How to calculate pressure drop and friction losses in a pipe

A quick look at this WIKI calculator (below) will convince you that this is more voodoo than science and any reasonable engineer or designer must learn to rely upon educated estimates based upon prior research.

In short, gravitational lift and length of pipe are of primary importance in the estimate of head pressure loss with fittings, valves and individual water features being less significant to the overall equation.
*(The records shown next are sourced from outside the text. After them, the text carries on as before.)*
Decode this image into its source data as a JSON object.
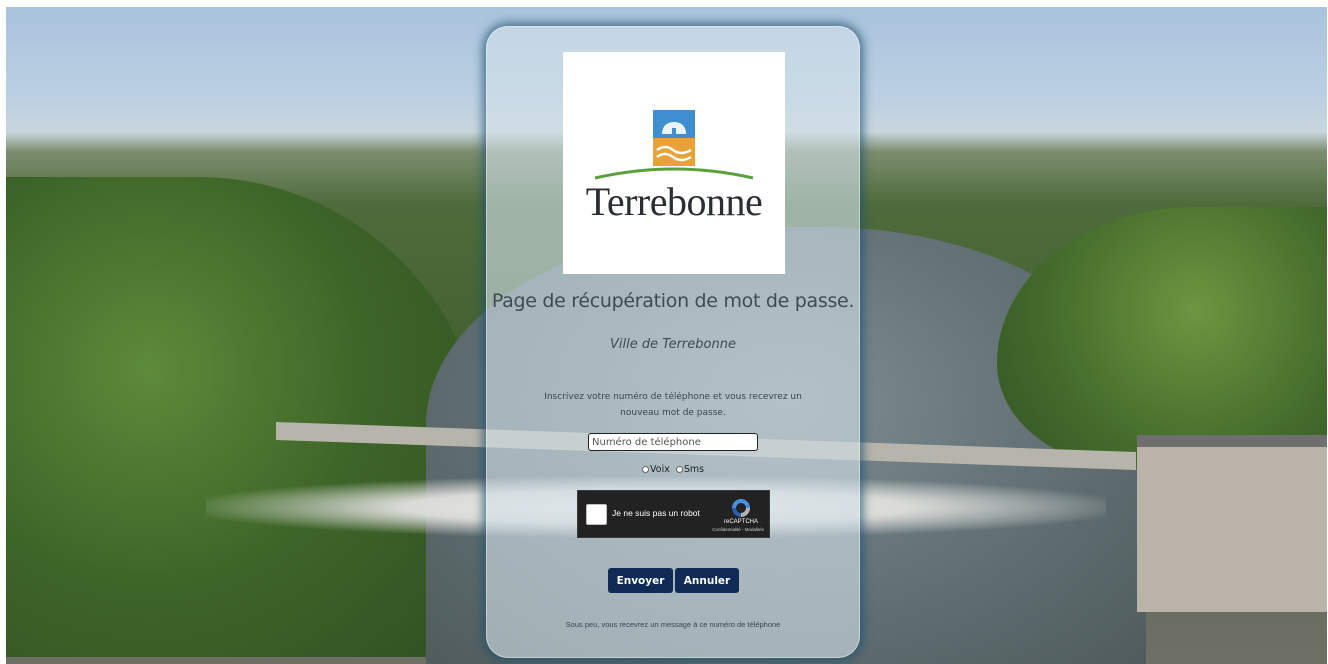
{
  "logo": {
    "name": "Terrebonne",
    "emblem_icon": "terrebonne-emblem-icon",
    "colors": {
      "sky": "#3e8ed0",
      "gold": "#e7a23a",
      "green": "#5aa13b",
      "text": "#2b2f33"
    }
  },
  "page": {
    "title": "Page de récupération de mot de passe.",
    "subtitle": "Ville de Terrebonne",
    "instructions": "Inscrivez votre numéro de téléphone et vous recevrez un nouveau mot de passe."
  },
  "form": {
    "phone_placeholder": "Numéro de téléphone",
    "phone_value": "",
    "delivery_options": [
      {
        "label": "Voix",
        "selected": false
      },
      {
        "label": "Sms",
        "selected": false
      }
    ]
  },
  "captcha": {
    "label": "Je ne suis pas un robot",
    "brand": "reCAPTCHA",
    "links": "Confidentialité - Modalités",
    "icon": "recaptcha-icon",
    "checked": false
  },
  "buttons": {
    "send_label": "Envoyer",
    "cancel_label": "Annuler",
    "color": "#0f2a55"
  },
  "footer": {
    "note": "Sous peu, vous recevrez un message à ce numéro de téléphone"
  }
}
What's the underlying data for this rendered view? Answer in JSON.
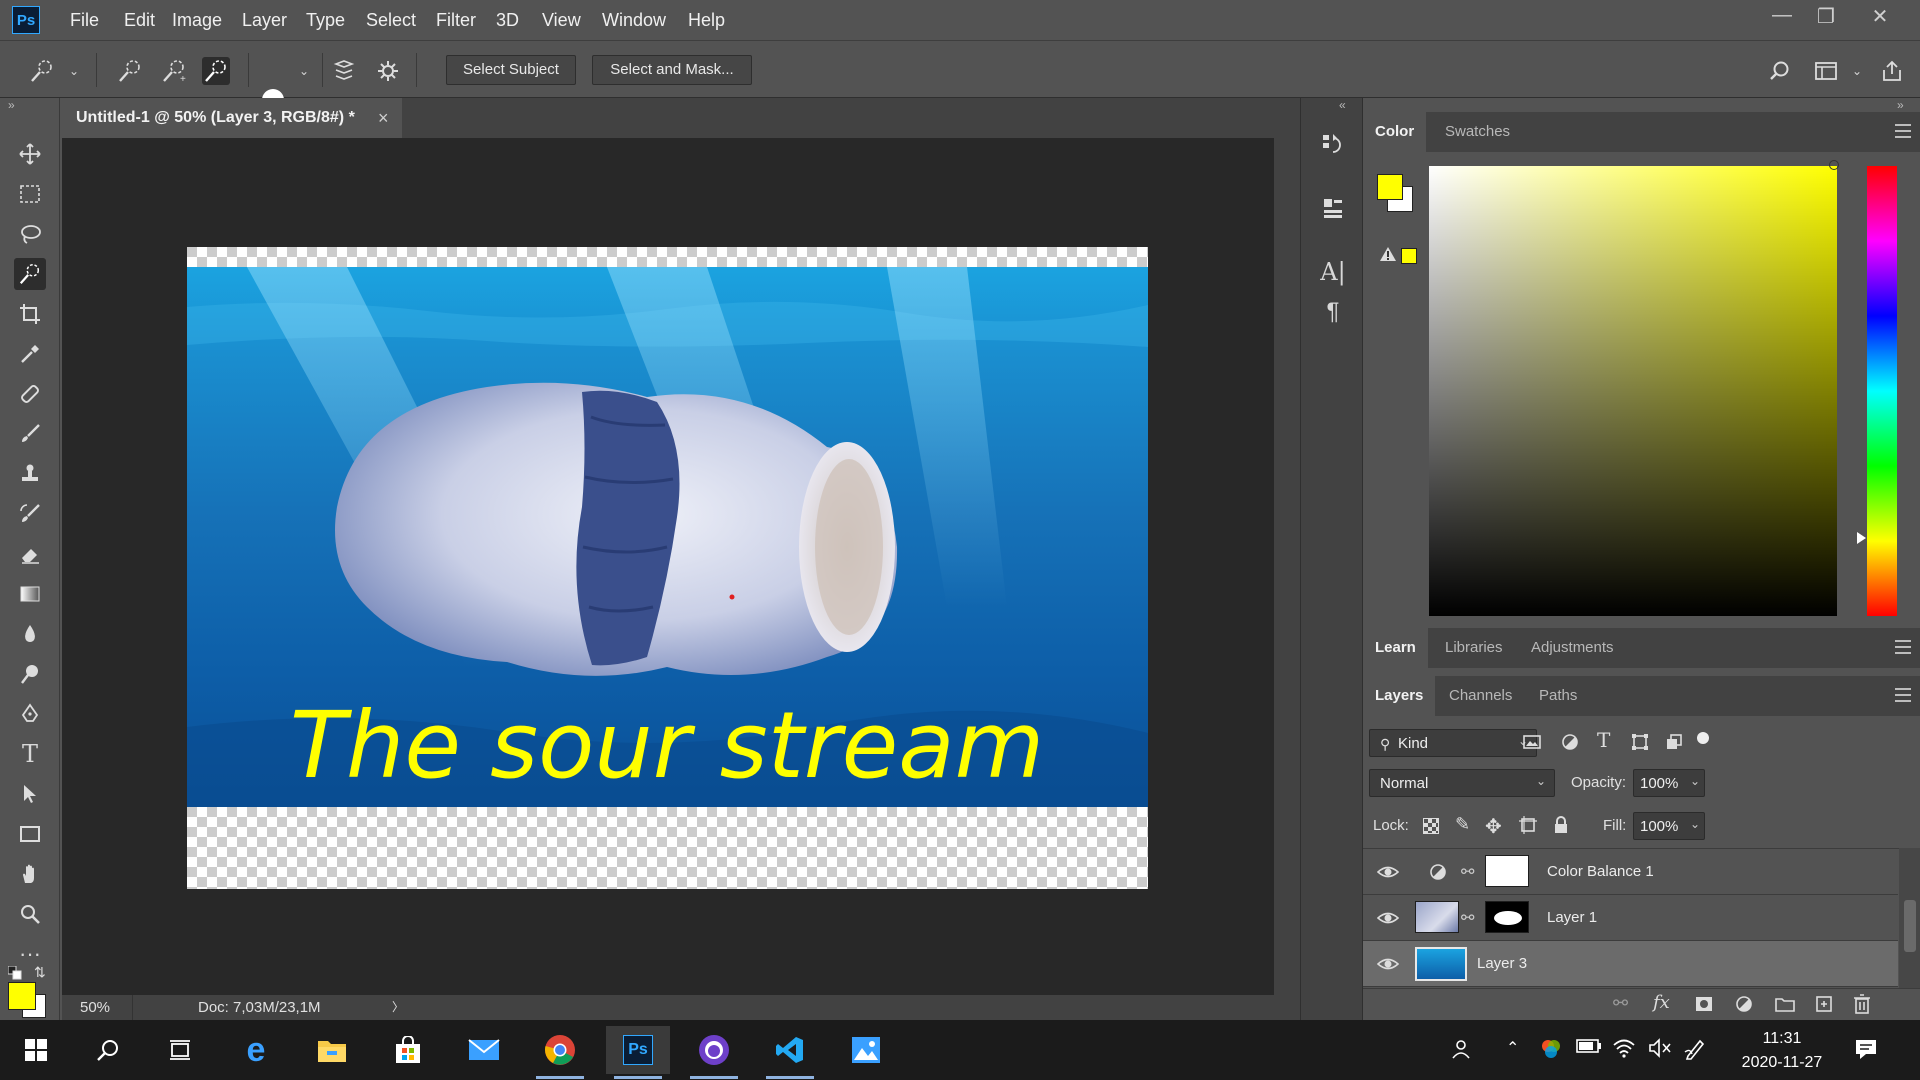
{
  "app": {
    "logo_text": "Ps"
  },
  "menu": [
    "File",
    "Edit",
    "Image",
    "Layer",
    "Type",
    "Select",
    "Filter",
    "3D",
    "View",
    "Window",
    "Help"
  ],
  "options": {
    "brush_size": "30",
    "select_subject": "Select Subject",
    "select_and_mask": "Select and Mask..."
  },
  "document": {
    "tab_title": "Untitled-1 @ 50% (Layer 3, RGB/8#) *",
    "close_glyph": "×",
    "canvas_text": "The sour stream",
    "canvas_text_color": "#ffff00"
  },
  "status": {
    "zoom": "50%",
    "doc_info": "Doc: 7,03M/23,1M",
    "arrow": "〉"
  },
  "color_panel": {
    "tabs": [
      "Color",
      "Swatches"
    ],
    "foreground": "#ffff00",
    "background": "#ffffff"
  },
  "learn_tabs": [
    "Learn",
    "Libraries",
    "Adjustments"
  ],
  "layers_panel": {
    "tabs": [
      "Layers",
      "Channels",
      "Paths"
    ],
    "kind_label": "Kind",
    "blend_mode": "Normal",
    "opacity_label": "Opacity:",
    "opacity_value": "100%",
    "lock_label": "Lock:",
    "fill_label": "Fill:",
    "fill_value": "100%",
    "layers": [
      {
        "name": "Color Balance 1"
      },
      {
        "name": "Layer 1"
      },
      {
        "name": "Layer 3"
      }
    ]
  },
  "taskbar": {
    "time": "11:31",
    "date": "2020-11-27"
  },
  "colors": {
    "accent": "#31a8ff",
    "ui_bg": "#535353",
    "panel_dark": "#424242",
    "canvas_bg": "#282828"
  }
}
We see so many filters and pump combinations in the field thrown together seemingly willy-nilly with no reasonable attempt to match or optimize anything.
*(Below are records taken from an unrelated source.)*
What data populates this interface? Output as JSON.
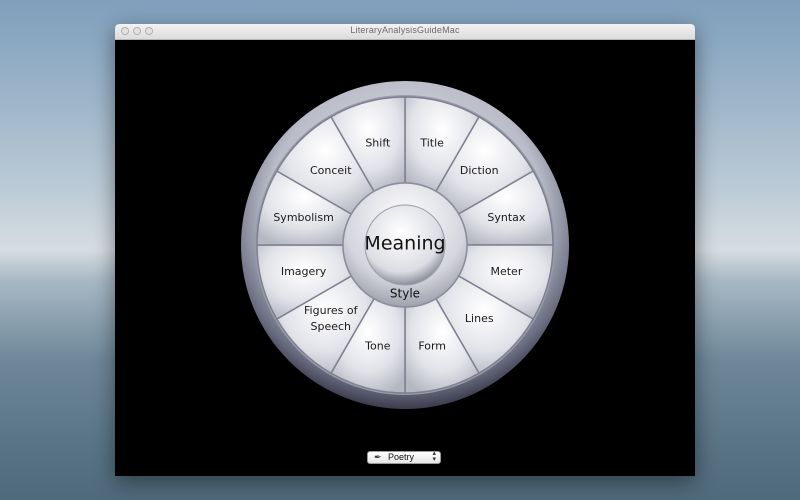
{
  "window": {
    "title": "LiteraryAnalysisGuideMac"
  },
  "wheel": {
    "center_label": "Meaning",
    "inner_ring_label": "Style",
    "segments": [
      {
        "label": "Title"
      },
      {
        "label": "Diction"
      },
      {
        "label": "Syntax"
      },
      {
        "label": "Meter"
      },
      {
        "label": "Lines"
      },
      {
        "label": "Form"
      },
      {
        "label": "Tone"
      },
      {
        "label": "Figures of Speech"
      },
      {
        "label": "Imagery"
      },
      {
        "label": "Symbolism"
      },
      {
        "label": "Conceit"
      },
      {
        "label": "Shift"
      }
    ]
  },
  "popup": {
    "selected": "Poetry",
    "icon": "quill-icon"
  }
}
Wikipedia.org: Weisbach equation

As an example, I met with a customer recently who complained of poor suction from the skimmers. An examination of the filter system indicated a standard duty 2hp pump capable of 110 gpm, a 48 square foot DE filter with a design flow rate of 96 GPM, a 1.5 inch multiport valve and 1.5 inch filter interconnects. Let’s take a look at these individual components and see if we can diagnose the problem.
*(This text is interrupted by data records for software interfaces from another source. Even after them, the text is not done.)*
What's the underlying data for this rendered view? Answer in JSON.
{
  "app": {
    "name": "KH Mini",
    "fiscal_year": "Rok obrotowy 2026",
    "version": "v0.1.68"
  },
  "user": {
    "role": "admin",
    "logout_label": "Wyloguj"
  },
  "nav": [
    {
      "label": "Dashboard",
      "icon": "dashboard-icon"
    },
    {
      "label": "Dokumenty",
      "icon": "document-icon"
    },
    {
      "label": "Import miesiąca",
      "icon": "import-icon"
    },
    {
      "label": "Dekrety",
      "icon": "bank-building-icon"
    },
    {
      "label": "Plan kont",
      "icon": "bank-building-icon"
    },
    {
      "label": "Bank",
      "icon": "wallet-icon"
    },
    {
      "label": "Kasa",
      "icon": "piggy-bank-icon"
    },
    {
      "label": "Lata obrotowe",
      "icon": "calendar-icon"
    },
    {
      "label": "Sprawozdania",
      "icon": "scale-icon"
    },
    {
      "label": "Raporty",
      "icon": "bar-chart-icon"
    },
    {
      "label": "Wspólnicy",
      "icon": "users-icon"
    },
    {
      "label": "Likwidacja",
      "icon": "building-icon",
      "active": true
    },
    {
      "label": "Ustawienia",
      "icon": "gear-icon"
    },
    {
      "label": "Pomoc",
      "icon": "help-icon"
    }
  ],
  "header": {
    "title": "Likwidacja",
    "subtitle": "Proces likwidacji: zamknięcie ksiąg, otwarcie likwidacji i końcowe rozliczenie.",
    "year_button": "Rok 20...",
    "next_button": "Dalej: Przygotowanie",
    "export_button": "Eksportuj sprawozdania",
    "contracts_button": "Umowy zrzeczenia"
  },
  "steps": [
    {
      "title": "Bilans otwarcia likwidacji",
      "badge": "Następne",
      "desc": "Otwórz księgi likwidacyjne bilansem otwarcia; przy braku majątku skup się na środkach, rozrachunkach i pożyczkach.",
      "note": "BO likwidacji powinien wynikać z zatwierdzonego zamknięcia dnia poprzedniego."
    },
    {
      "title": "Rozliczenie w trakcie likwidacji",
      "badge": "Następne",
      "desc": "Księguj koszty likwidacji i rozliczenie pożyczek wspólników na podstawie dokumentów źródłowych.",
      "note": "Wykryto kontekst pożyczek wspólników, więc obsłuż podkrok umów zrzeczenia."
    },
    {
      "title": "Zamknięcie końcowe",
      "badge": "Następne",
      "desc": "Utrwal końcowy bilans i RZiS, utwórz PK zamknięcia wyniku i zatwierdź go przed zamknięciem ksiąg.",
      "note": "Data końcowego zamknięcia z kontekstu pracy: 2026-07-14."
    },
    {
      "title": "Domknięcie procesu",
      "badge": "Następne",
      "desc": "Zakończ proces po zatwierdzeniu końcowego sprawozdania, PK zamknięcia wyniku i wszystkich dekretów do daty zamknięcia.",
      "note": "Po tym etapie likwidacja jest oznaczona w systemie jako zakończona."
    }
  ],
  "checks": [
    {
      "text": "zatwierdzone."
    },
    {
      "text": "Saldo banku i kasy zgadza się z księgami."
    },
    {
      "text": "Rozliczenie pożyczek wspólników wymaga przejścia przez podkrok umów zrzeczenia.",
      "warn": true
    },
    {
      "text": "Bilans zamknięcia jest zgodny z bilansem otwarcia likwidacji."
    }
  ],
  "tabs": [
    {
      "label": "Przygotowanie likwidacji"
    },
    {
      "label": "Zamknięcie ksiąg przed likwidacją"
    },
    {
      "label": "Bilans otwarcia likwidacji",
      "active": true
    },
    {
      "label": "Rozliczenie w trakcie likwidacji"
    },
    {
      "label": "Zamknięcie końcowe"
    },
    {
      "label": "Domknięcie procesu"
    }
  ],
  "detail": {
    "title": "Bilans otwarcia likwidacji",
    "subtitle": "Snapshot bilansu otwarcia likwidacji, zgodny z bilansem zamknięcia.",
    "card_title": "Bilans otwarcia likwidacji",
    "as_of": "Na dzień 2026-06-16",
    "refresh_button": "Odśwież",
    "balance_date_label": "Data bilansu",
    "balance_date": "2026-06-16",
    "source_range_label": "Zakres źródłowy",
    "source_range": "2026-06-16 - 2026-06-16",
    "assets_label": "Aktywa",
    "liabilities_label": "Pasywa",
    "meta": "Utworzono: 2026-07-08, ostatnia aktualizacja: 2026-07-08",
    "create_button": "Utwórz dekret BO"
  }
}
 Standard Hayward 2hp Super pump flow rate 110 gpm (@30 feet of head) Hayward 4800 DE filter design flow rate 96 gpm 1.5 inch Hayward multiport valve design flow rate 60 gpm (@20 feet of head) 1.5 inch filter interconnects maximum flow rate 44 gpm less with elbows